The finished copy should match every record exactly and contain no pictures.
════════════════════
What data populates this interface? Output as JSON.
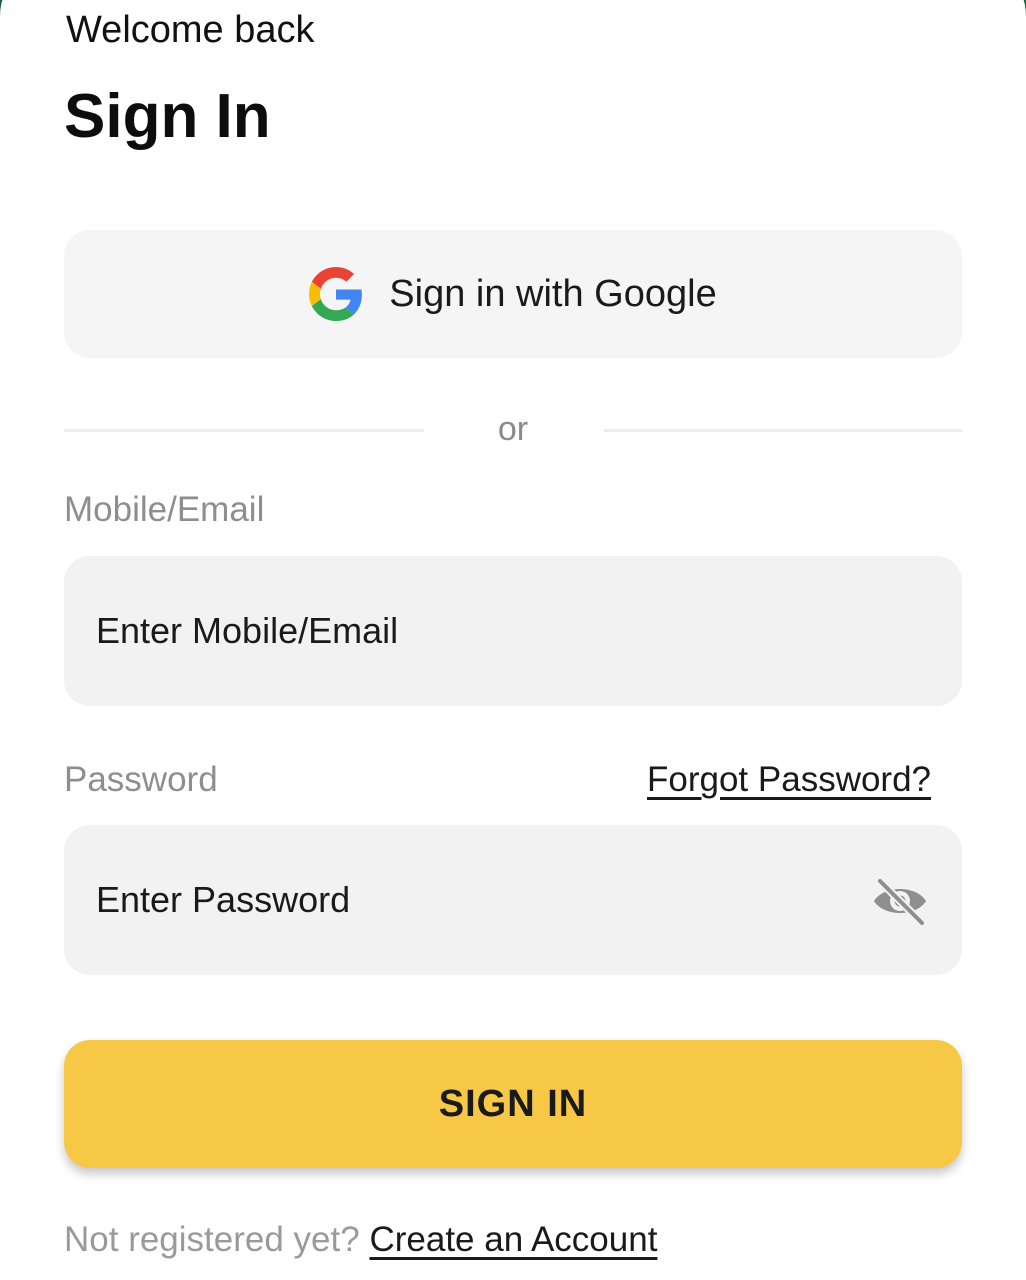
{
  "header": {
    "welcome": "Welcome back",
    "title": "Sign In"
  },
  "google": {
    "label": "Sign in with Google",
    "icon": "google-g-icon"
  },
  "divider": {
    "text": "or"
  },
  "email": {
    "label": "Mobile/Email",
    "placeholder": "Enter Mobile/Email",
    "value": ""
  },
  "password": {
    "label": "Password",
    "forgot_link": "Forgot Password?",
    "placeholder": "Enter Password",
    "value": "",
    "toggle_icon": "eye-off-icon"
  },
  "signin": {
    "label": "SIGN IN"
  },
  "footer": {
    "prompt": "Not registered yet?",
    "link": "Create an Account"
  },
  "colors": {
    "primary_button": "#f7c846",
    "background_accent": "#1f5a3c",
    "input_background": "#f2f2f2",
    "google_button_background": "#f5f5f5",
    "muted_text": "#8e8e8e"
  }
}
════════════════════
Output for this exercise:
What data populates this interface? Output as JSON.
{
  "header": {
    "welcome": "Welcome back",
    "title": "Sign In"
  },
  "google": {
    "label": "Sign in with Google",
    "icon": "google-g-icon"
  },
  "divider": {
    "text": "or"
  },
  "email": {
    "label": "Mobile/Email",
    "placeholder": "Enter Mobile/Email",
    "value": ""
  },
  "password": {
    "label": "Password",
    "forgot_link": "Forgot Password?",
    "placeholder": "Enter Password",
    "value": "",
    "toggle_icon": "eye-off-icon"
  },
  "signin": {
    "label": "SIGN IN"
  },
  "footer": {
    "prompt": "Not registered yet?",
    "link": "Create an Account"
  },
  "colors": {
    "primary_button": "#f7c846",
    "background_accent": "#1f5a3c",
    "input_background": "#f2f2f2",
    "google_button_background": "#f5f5f5",
    "muted_text": "#8e8e8e"
  }
}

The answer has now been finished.